SECC Full Form
SECC stands for Single Edge Contact Cartridge. It is an element that is present in the central processing unit which is designed to carry the Intel microprocessors such as Pentium II and Pentium III, Celeron, and Pentium Pro. The SECC is also known as Slot 1 because it is inserted into Slot 1 on the motherboard. It is a move away from the single-chip-style packaging that Intel has used for all of its processors up to the Pentium Pro. The SECC is actually a daughter card, not a chip package at all. The processor itself is packaged. Both single and dual processor configurations are implemented. Pentium processors have a 32-wire address bus that can address up to four gigabytes of memory.
Slot 1 is a successor to Socket 8. At the beginning of 2000, while the Pentium-III-CPUs with FC-PGA-housing appeared, Slot 1 was slowly succeeded by Socket 370, after Intel had already offered Socket 370 and SECC at the same time since the beginning of 1999. Socket 370 was initially made for the low-cost Celeron processors, while SEC was thought of as a platform for the expensive Pentium II and early Pentium III models. SECC also the old Socket 7, at least Intel is the standard platform for the home-user. After replacing the Intel P5 Pentium MMX CPU, Intel completely left the Socket 7 market.
- Inside the CPU, the SECC itself is enclosed in a hybrid plastic and metal case.
- Multimedia Extensions.
- Pipe lining.
- Hyper thread.
- Take up the less space and enables the cooling of the CPU.
- They stand on the edge of the CPU and takes less space on the motherboard.
- Mounts vertically.
- Consumes less power.
- The SECC form is very solid, because the CPU itself is resting safely inside the case.

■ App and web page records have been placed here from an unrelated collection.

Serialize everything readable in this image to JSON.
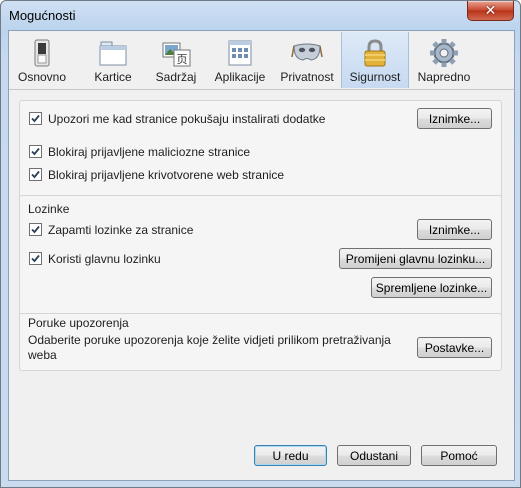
{
  "window": {
    "title": "Mogućnosti",
    "close_glyph": "✕"
  },
  "tabs": [
    {
      "id": "general",
      "label": "Osnovno",
      "icon": "switch-icon",
      "selected": false
    },
    {
      "id": "tabs",
      "label": "Kartice",
      "icon": "tabs-window-icon",
      "selected": false
    },
    {
      "id": "content",
      "label": "Sadržaj",
      "icon": "content-pictures-icon",
      "selected": false
    },
    {
      "id": "applications",
      "label": "Aplikacije",
      "icon": "applications-window-icon",
      "selected": false
    },
    {
      "id": "privacy",
      "label": "Privatnost",
      "icon": "mask-icon",
      "selected": false
    },
    {
      "id": "security",
      "label": "Sigurnost",
      "icon": "padlock-icon",
      "selected": true
    },
    {
      "id": "advanced",
      "label": "Napredno",
      "icon": "gear-icon",
      "selected": false
    }
  ],
  "addons_group": {
    "warn_addons": {
      "label": "Upozori me kad stranice pokušaju instalirati dodatke",
      "checked": true
    },
    "exceptions_button": "Iznimke...",
    "block_malware": {
      "label": "Blokiraj prijavljene maliciozne stranice",
      "checked": true
    },
    "block_forgery": {
      "label": "Blokiraj prijavljene krivotvorene web stranice",
      "checked": true
    }
  },
  "passwords_group": {
    "caption": "Lozinke",
    "remember": {
      "label": "Zapamti lozinke za stranice",
      "checked": true
    },
    "exceptions_button": "Iznimke...",
    "master": {
      "label": "Koristi glavnu lozinku",
      "checked": true
    },
    "change_master_button": "Promijeni glavnu lozinku...",
    "saved_button": "Spremljene lozinke..."
  },
  "warnings_group": {
    "caption": "Poruke upozorenja",
    "description": "Odaberite poruke upozorenja koje želite vidjeti prilikom pretraživanja weba",
    "settings_button": "Postavke..."
  },
  "footer": {
    "ok_button": "U redu",
    "cancel_button": "Odustani",
    "help_button": "Pomoć"
  }
}
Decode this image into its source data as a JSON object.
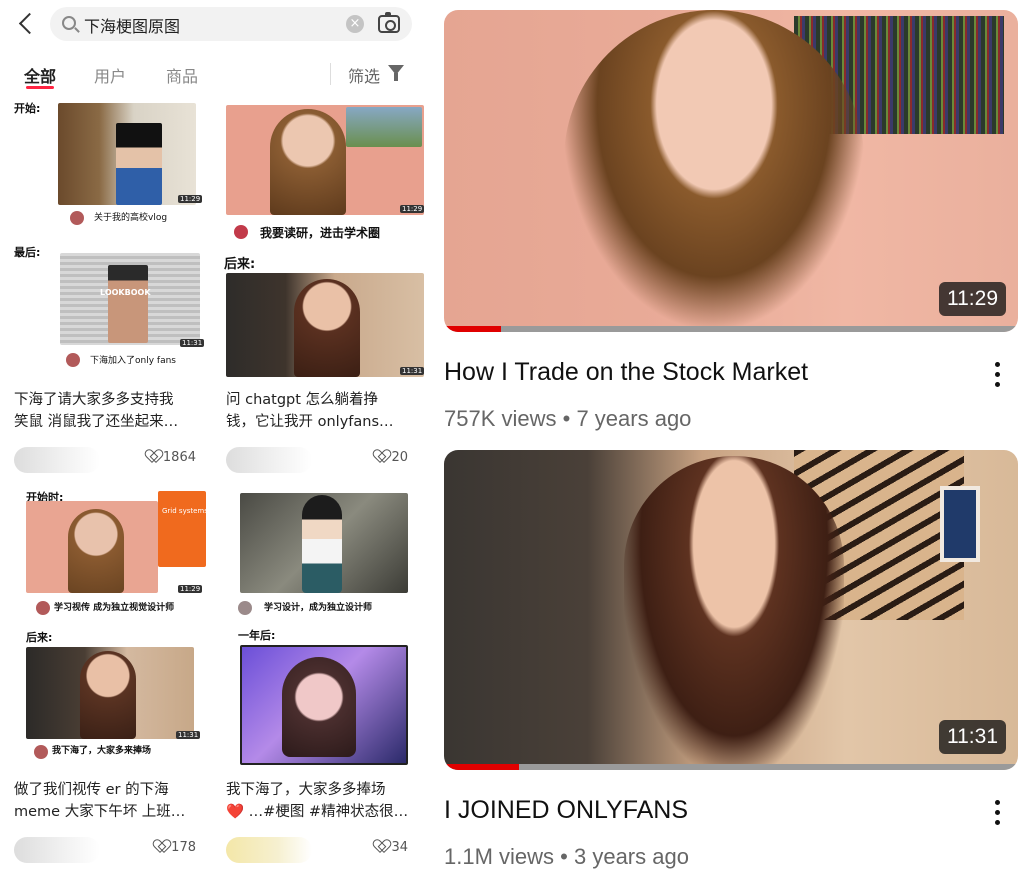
{
  "app": {
    "search": {
      "query": "下海梗图原图",
      "clear_glyph": "×"
    },
    "tabs": [
      {
        "label": "全部"
      },
      {
        "label": "用户"
      },
      {
        "label": "商品"
      }
    ],
    "filter_label": "筛选",
    "posts": [
      {
        "panels": [
          {
            "caption": "开始:",
            "tiny_title": "关于我的高校vlog",
            "duration": "11:29"
          },
          {
            "caption": "最后:",
            "tiny_title": "下海加入了only fans",
            "duration": "11:31",
            "overlay": "LOOKBOOK"
          }
        ],
        "title": "下海了请大家多多支持我\n笑鼠 消鼠我了还坐起来…",
        "likes": "1864"
      },
      {
        "panels": [
          {
            "caption": "",
            "tiny_title": "我要读研，进击学术圈",
            "duration": "11:29"
          },
          {
            "caption": "后来:",
            "tiny_title": "",
            "duration": "11:31"
          }
        ],
        "title": "问 chatgpt 怎么躺着挣\n钱，它让我开 onlyfans…",
        "likes": "20"
      },
      {
        "panels": [
          {
            "caption": "开始时:",
            "tiny_title": "学习视传   成为独立视觉设计师",
            "duration": "11:29",
            "book": "Grid systems"
          },
          {
            "caption": "后来:",
            "tiny_title": "我下海了，大家多来捧场",
            "duration": "11:31"
          }
        ],
        "title": "做了我们视传 er 的下海\nmeme 大家下午坏 上班…",
        "likes": "178"
      },
      {
        "panels": [
          {
            "caption": "",
            "tiny_title": "学习设计，成为独立设计师",
            "duration": ""
          },
          {
            "caption": "一年后:",
            "tiny_title": "",
            "duration": ""
          }
        ],
        "title": "我下海了，大家多多捧场\n❤️ …#梗图 #精神状态很…",
        "likes": "34"
      }
    ]
  },
  "videos": [
    {
      "title": "How I Trade on the Stock Market",
      "views": "757K views",
      "age": "7 years ago",
      "duration": "11:29",
      "progress": 0.1
    },
    {
      "title": "I JOINED ONLYFANS",
      "views": "1.1M views",
      "age": "3 years ago",
      "duration": "11:31",
      "progress": 0.13
    }
  ],
  "colors": {
    "accent": "#ff2442",
    "progress": "#e00000"
  }
}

- SECC, which was created to accommodate the switch to flip chip packaging.
- User dependent.
- Difficult to manage.
- Heats really quick.
- Availability of SEC in the market is less.